Warhol’s extensive jewelry collection was not recognized until his estate was sold at Sotheby’s auction in 1988. There were volumes to the sales including a jewelry catalogue. Items such as mid-century pieces from Cartier, Tiffany, Elsa Peretti, Bulgari, and Seaman Schepps among many others were featured in the catalogue. One of the most rare jewels that was unidentified in the jewelry catalogue was a ‘Beribboned Heart’ bangle bracelet by René Boivin originally created for Millicent Rogers and later owned by Andy Warhol. Where Warhol acquired Roger’s Boivin heart is still a mystery to this day.
The contents of his townhouse were sold at auction in 1988. Two curators worked through Warhol’s archives, where they discovered a secret space between two cabinets filled to the brim with jewels. There was so much that it filled another complete catalogue at Sotheby’s in December of 1988 that was titled The Andy Warhol Collection, Jewelry and Watches Part II. In the introduction to the Jewelry Part II Catalogue there was an essay by Fred Hughes who was Warhol’s manager and sole executor of his estate. It read….

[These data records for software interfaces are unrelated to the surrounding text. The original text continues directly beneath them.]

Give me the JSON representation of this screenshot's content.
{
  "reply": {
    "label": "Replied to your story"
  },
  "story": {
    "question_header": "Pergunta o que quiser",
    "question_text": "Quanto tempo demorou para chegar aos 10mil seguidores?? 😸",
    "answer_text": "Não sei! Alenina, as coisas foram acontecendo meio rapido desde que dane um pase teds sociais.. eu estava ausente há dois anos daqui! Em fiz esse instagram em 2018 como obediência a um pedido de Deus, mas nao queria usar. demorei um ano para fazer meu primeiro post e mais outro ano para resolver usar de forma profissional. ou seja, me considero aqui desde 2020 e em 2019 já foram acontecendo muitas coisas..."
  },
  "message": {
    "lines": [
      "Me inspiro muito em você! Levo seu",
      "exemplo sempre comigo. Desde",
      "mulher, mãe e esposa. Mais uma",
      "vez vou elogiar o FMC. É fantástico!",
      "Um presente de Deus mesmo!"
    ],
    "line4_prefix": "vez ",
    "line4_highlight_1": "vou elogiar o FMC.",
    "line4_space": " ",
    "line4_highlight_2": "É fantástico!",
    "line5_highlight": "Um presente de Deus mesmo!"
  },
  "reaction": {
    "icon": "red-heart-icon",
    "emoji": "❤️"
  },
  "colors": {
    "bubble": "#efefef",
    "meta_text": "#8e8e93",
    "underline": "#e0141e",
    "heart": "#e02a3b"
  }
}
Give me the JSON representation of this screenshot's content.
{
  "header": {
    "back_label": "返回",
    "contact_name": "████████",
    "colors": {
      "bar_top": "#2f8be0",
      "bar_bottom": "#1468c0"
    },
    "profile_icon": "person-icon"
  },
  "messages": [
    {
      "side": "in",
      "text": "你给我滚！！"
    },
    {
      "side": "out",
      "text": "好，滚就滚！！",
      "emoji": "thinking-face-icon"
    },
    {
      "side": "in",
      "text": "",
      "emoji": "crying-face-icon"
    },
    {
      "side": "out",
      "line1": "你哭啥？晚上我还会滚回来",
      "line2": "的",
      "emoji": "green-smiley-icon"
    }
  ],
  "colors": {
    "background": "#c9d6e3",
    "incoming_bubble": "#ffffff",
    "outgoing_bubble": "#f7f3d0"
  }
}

“Why did Andy prefer to hide this jewelry in his house and not keep it in a bank vault? Possibly because he felt reassured by assets he could see and which were easily within reach. Possibly because of the tactile and aesthetic pleasure which he derived from his watches and jewelry, as with everything else in his collection. Possibly because he had inherited an old-world distrust of banks from his mother, and while he had kept some of the jewelry sold in [the May Sotheby’s 1988 auctions] in safe deposit boxes, and some in a safe in his house, he still felt the need for a hidden treasure. Possibly because he loved to have secrets, and this particular secret, to my knowledge, he shared with no one. Of course, this is all speculation, as Andy’s behavior was highly idiosyncratic and unpredictable. He and his legacy continue to amaze and delight me.
This unexpected discovery of wonderful pieces of jewelry that Andy had acquired over the years includes unmounted diamonds–tiny to large–sapphires, emeralds, Art Deco jewelry by Cartier and Van Cleef & Arpels; Peretti and Schlumberger designs for Tiffany; contemporary pieces by David Webb and Seaman Schepps; almost 100 watches from Patek Philippe, Rolex, Cartier, and other distinguished watchmakers. They all show that same fascination and obsession with design, color, shape, and texture that enhanced Andy’s life, inspired him in his collecting, and were so essential to his own aesthetic.”